### Your goal
All lines holding the string "売上内訳" should be copied from the data below.

======

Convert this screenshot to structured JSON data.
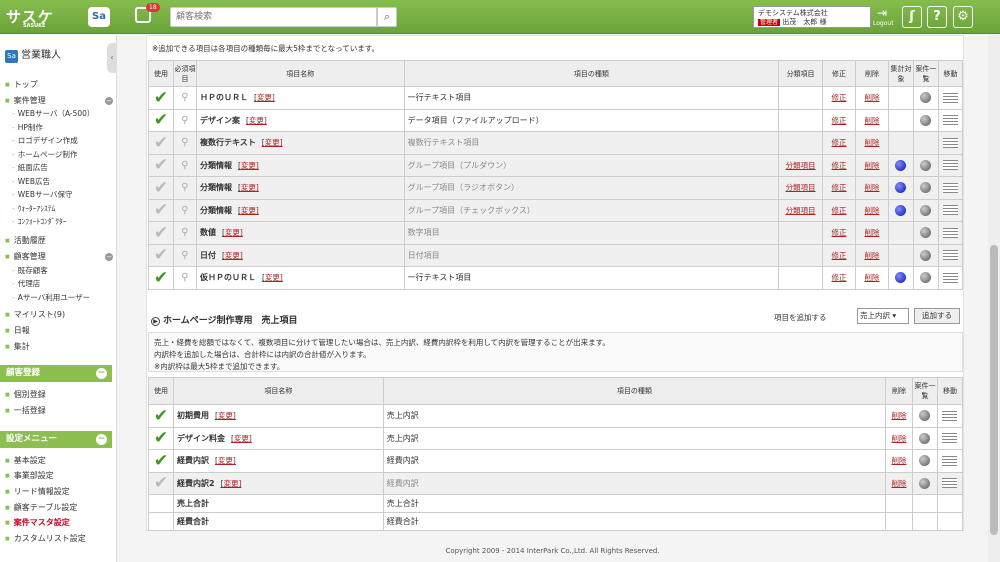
{
  "header": {
    "logo": "サスケ",
    "logo_sub": "SASUKE",
    "app_badge": "Sa",
    "notif_count": "18",
    "search_placeholder": "顧客検索",
    "company": "デモシステム株式会社",
    "role": "管理者",
    "user": "出茂　太郎 様",
    "logout": "Logout"
  },
  "sidebar": {
    "title": "営業職人",
    "items": {
      "top": "トップ",
      "anken": "案件管理",
      "web": "WEBサーバ（A-500）",
      "hp": "HP制作",
      "logo": "ロゴデザイン作成",
      "home": "ホームページ制作",
      "print": "紙面広告",
      "webad": "WEB広告",
      "webhosyu": "WEBサーバ保守",
      "water": "ｳｫｰﾀｰｱｼｽﾃﾑ",
      "comfort": "ｺﾝﾌｫｰﾄｺﾝﾀﾞｸﾀｰ",
      "katsudo": "活動履歴",
      "kokyaku": "顧客管理",
      "kizon": "既存顧客",
      "dairi": "代理店",
      "aserver": "Aサーバ利用ユーザー",
      "mylist": "マイリスト(9)",
      "nippo": "日報",
      "shukei": "集計"
    },
    "reg_head": "顧客登録",
    "reg": [
      "個別登録",
      "一括登録"
    ],
    "set_head": "設定メニュー",
    "set": [
      "基本設定",
      "事業部設定",
      "リード情報設定",
      "顧客テーブル設定",
      "案件マスタ設定",
      "カスタムリスト設定"
    ]
  },
  "notes": {
    "n1": "※追加できる項目は各項目の種類毎に最大5枠までとなっています。"
  },
  "t1": {
    "headers": {
      "use": "使用",
      "req": "必須項目",
      "name": "項目名称",
      "type": "項目の種類",
      "bunrui": "分類項目",
      "edit": "修正",
      "del": "削除",
      "agg": "集計対象",
      "list": "案件一覧",
      "move": "移動"
    },
    "change": "変更]",
    "link_bunrui": "分類項目",
    "link_edit": "修正",
    "link_del": "削除",
    "rows": [
      {
        "name": "ＨＰのＵＲＬ",
        "type": "一行テキスト項目"
      },
      {
        "name": "デザイン案",
        "type": "データ項目（ファイルアップロード）"
      },
      {
        "name": "複数行テキスト",
        "type": "複数行テキスト項目"
      },
      {
        "name": "分類情報",
        "type": "グループ項目（プルダウン）"
      },
      {
        "name": "分類情報",
        "type": "グループ項目（ラジオボタン）"
      },
      {
        "name": "分類情報",
        "type": "グループ項目（チェックボックス）"
      },
      {
        "name": "数値",
        "type": "数字項目"
      },
      {
        "name": "日付",
        "type": "日付項目"
      },
      {
        "name": "仮ＨＰのＵＲＬ",
        "type": "一行テキスト項目"
      }
    ]
  },
  "sec2": {
    "title": "ホームページ制作専用　売上項目",
    "add_label": "項目を追加する",
    "select": "売上内訳 ▾",
    "add_btn": "追加する",
    "desc": [
      "売上・経費を総額ではなくて、複数項目に分けて管理したい場合は、売上内訳、経費内訳枠を利用して内訳を管理することが出来ます。",
      "内訳枠を追加した場合は、合計枠には内訳の合計値が入ります。",
      "※内訳枠は最大5枠まで追加できます。"
    ]
  },
  "t2": {
    "headers": {
      "use": "使用",
      "name": "項目名称",
      "type": "項目の種類",
      "del": "削除",
      "list": "案件一覧",
      "move": "移動"
    },
    "rows": [
      {
        "name": "初期費用",
        "type": "売上内訳"
      },
      {
        "name": "デザイン料金",
        "type": "売上内訳"
      },
      {
        "name": "経費内訳",
        "type": "経費内訳"
      },
      {
        "name": "経費内訳2",
        "type": "経費内訳"
      },
      {
        "name": "売上合計",
        "type": "売上合計"
      },
      {
        "name": "経費合計",
        "type": "経費合計"
      }
    ]
  },
  "footer": "Copyright 2009 - 2014 InterPark Co.,Ltd. All Rights Reserved."
}
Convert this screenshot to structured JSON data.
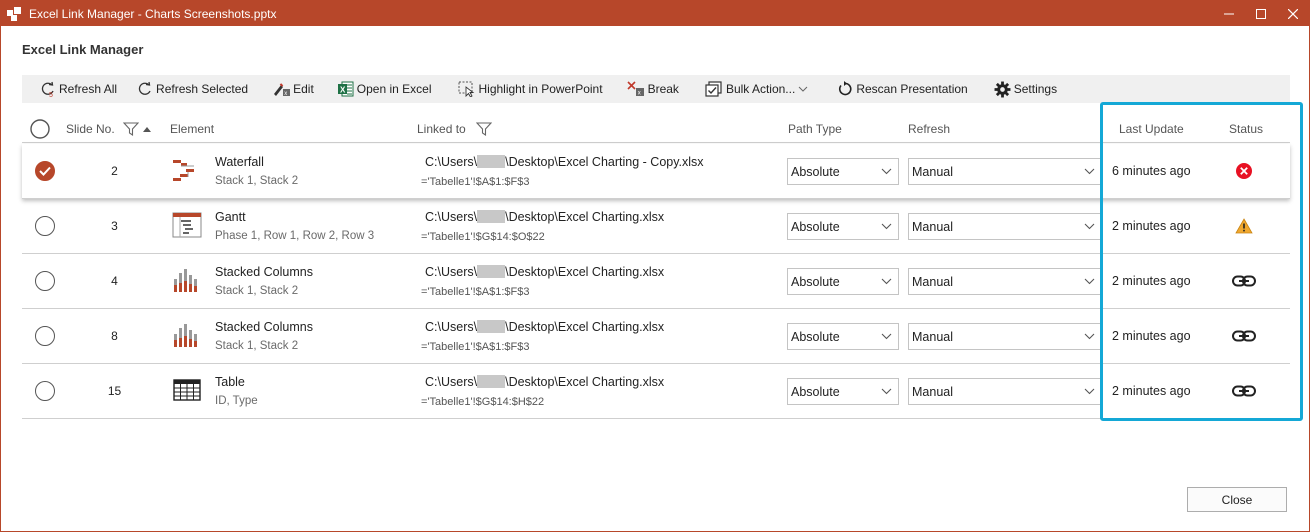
{
  "window": {
    "title": "Excel Link Manager - Charts Screenshots.pptx",
    "controls": {
      "minimize": "—",
      "maximize": "☐",
      "close": "✕"
    },
    "accent_color": "#b7472a"
  },
  "dialog": {
    "heading": "Excel Link Manager"
  },
  "toolbar": {
    "refresh_all": "Refresh All",
    "refresh_selected": "Refresh Selected",
    "edit": "Edit",
    "open_in_excel": "Open in Excel",
    "highlight": "Highlight in PowerPoint",
    "break": "Break",
    "bulk_actions": "Bulk Action...",
    "rescan": "Rescan Presentation",
    "settings": "Settings"
  },
  "columns": {
    "slide_no": "Slide No.",
    "element": "Element",
    "linked_to": "Linked to",
    "path_type": "Path Type",
    "refresh": "Refresh",
    "last_update": "Last Update",
    "status": "Status"
  },
  "rows": [
    {
      "selected": true,
      "slide": "2",
      "icon": "waterfall-chart-icon",
      "name": "Waterfall",
      "sub": "Stack 1, Stack 2",
      "path_prefix": "C:\\Users\\",
      "path_suffix": "\\Desktop\\Excel Charting - Copy.xlsx",
      "range": "='Tabelle1'!$A$1:$F$3",
      "path_type": "Absolute",
      "refresh": "Manual",
      "last_update": "6 minutes ago",
      "status": "error-icon"
    },
    {
      "selected": false,
      "slide": "3",
      "icon": "gantt-chart-icon",
      "name": "Gantt",
      "sub": "Phase 1, Row 1, Row 2, Row 3",
      "path_prefix": "C:\\Users\\",
      "path_suffix": "\\Desktop\\Excel Charting.xlsx",
      "range": "='Tabelle1'!$G$14:$O$22",
      "path_type": "Absolute",
      "refresh": "Manual",
      "last_update": "2 minutes ago",
      "status": "warning-icon"
    },
    {
      "selected": false,
      "slide": "4",
      "icon": "stacked-columns-icon",
      "name": "Stacked Columns",
      "sub": "Stack 1, Stack 2",
      "path_prefix": "C:\\Users\\",
      "path_suffix": "\\Desktop\\Excel Charting.xlsx",
      "range": "='Tabelle1'!$A$1:$F$3",
      "path_type": "Absolute",
      "refresh": "Manual",
      "last_update": "2 minutes ago",
      "status": "link-icon"
    },
    {
      "selected": false,
      "slide": "8",
      "icon": "stacked-columns-icon",
      "name": "Stacked Columns",
      "sub": "Stack 1, Stack 2",
      "path_prefix": "C:\\Users\\",
      "path_suffix": "\\Desktop\\Excel Charting.xlsx",
      "range": "='Tabelle1'!$A$1:$F$3",
      "path_type": "Absolute",
      "refresh": "Manual",
      "last_update": "2 minutes ago",
      "status": "link-icon"
    },
    {
      "selected": false,
      "slide": "15",
      "icon": "table-icon",
      "name": "Table",
      "sub": "ID, Type",
      "path_prefix": "C:\\Users\\",
      "path_suffix": "\\Desktop\\Excel Charting.xlsx",
      "range": "='Tabelle1'!$G$14:$H$22",
      "path_type": "Absolute",
      "refresh": "Manual",
      "last_update": "2 minutes ago",
      "status": "link-icon"
    }
  ],
  "footer": {
    "close_label": "Close"
  },
  "colors": {
    "highlight_frame": "#14a8d6",
    "error": "#e81123",
    "warning": "#f0a830"
  }
}
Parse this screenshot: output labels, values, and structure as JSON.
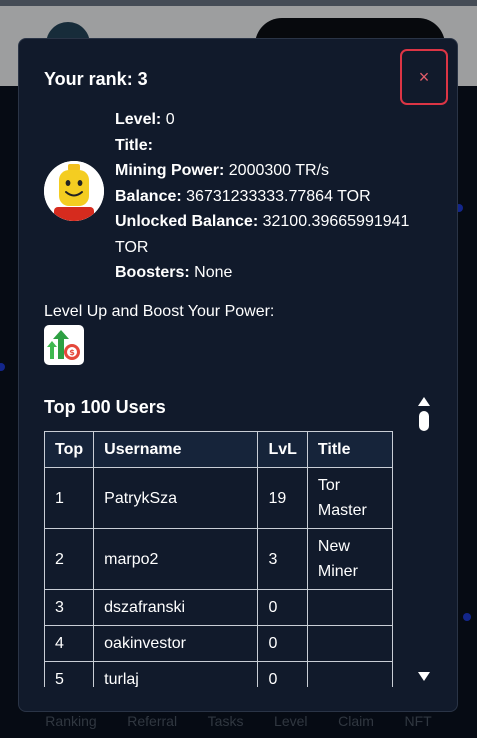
{
  "modal": {
    "title": "Your rank: 3",
    "close_label": "×",
    "stats": {
      "level_label": "Level:",
      "level_value": "0",
      "title_label": "Title:",
      "title_value": "",
      "mining_label": "Mining Power:",
      "mining_value": "2000300 TR/s",
      "balance_label": "Balance:",
      "balance_value": "36731233333.77864 TOR",
      "unlocked_label": "Unlocked Balance:",
      "unlocked_value": "32100.39665991941 TOR",
      "boosters_label": "Boosters:",
      "boosters_value": "None"
    },
    "boost_label": "Level Up and Boost Your Power:",
    "leaderboard_title": "Top 100 Users",
    "columns": [
      "Top",
      "Username",
      "LvL",
      "Title"
    ],
    "rows": [
      {
        "top": "1",
        "username": "PatrykSza",
        "lvl": "19",
        "title": "Tor Master"
      },
      {
        "top": "2",
        "username": "marpo2",
        "lvl": "3",
        "title": "New Miner"
      },
      {
        "top": "3",
        "username": "dszafranski",
        "lvl": "0",
        "title": ""
      },
      {
        "top": "4",
        "username": "oakinvestor",
        "lvl": "0",
        "title": ""
      },
      {
        "top": "5",
        "username": "turlaj",
        "lvl": "0",
        "title": ""
      }
    ]
  },
  "bottom_nav": [
    "Ranking",
    "Referral",
    "Tasks",
    "Level",
    "Claim",
    "NFT"
  ],
  "colors": {
    "modal_bg": "#111a2b",
    "close_border": "#dc3545",
    "accent_green": "#2ea043"
  }
}
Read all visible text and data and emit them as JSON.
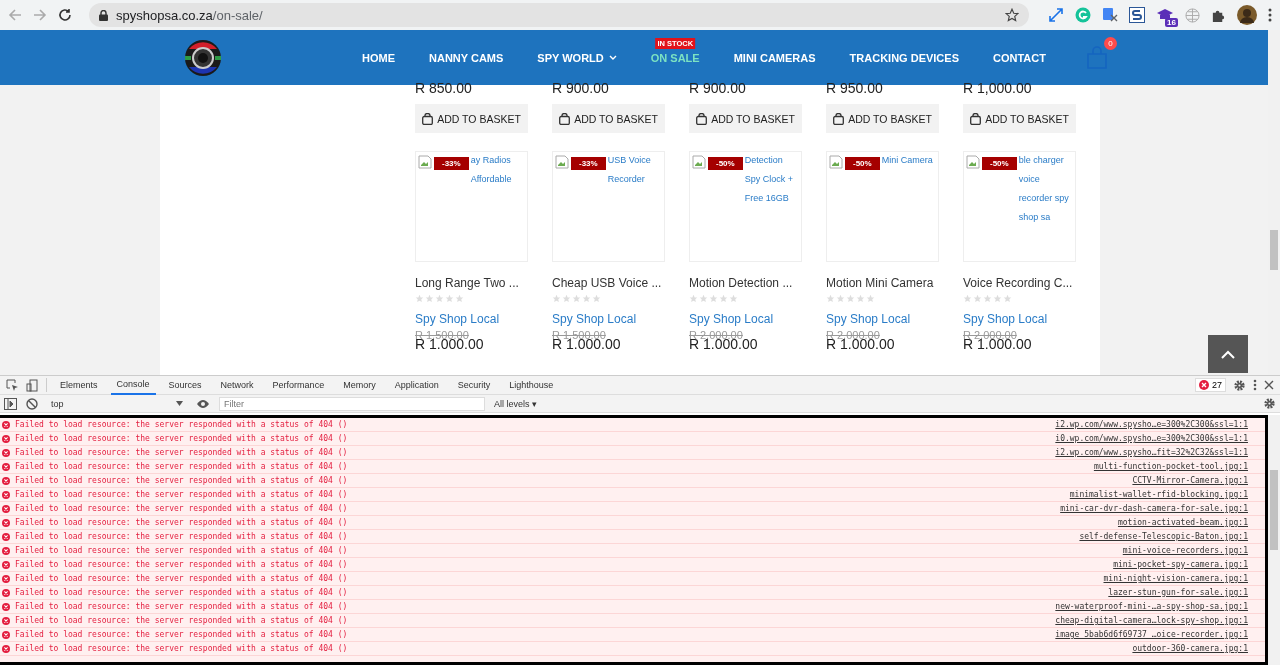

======

### Final answer
    "select": "売上内訳 ▾",
      "売上・経費を総額ではなくて、複数項目に分けて管理したい場合は、売上内訳、経費内訳枠を利用して内訳を管理することが出来ます。",
        "type": "売上内訳"
        "type": "売上内訳"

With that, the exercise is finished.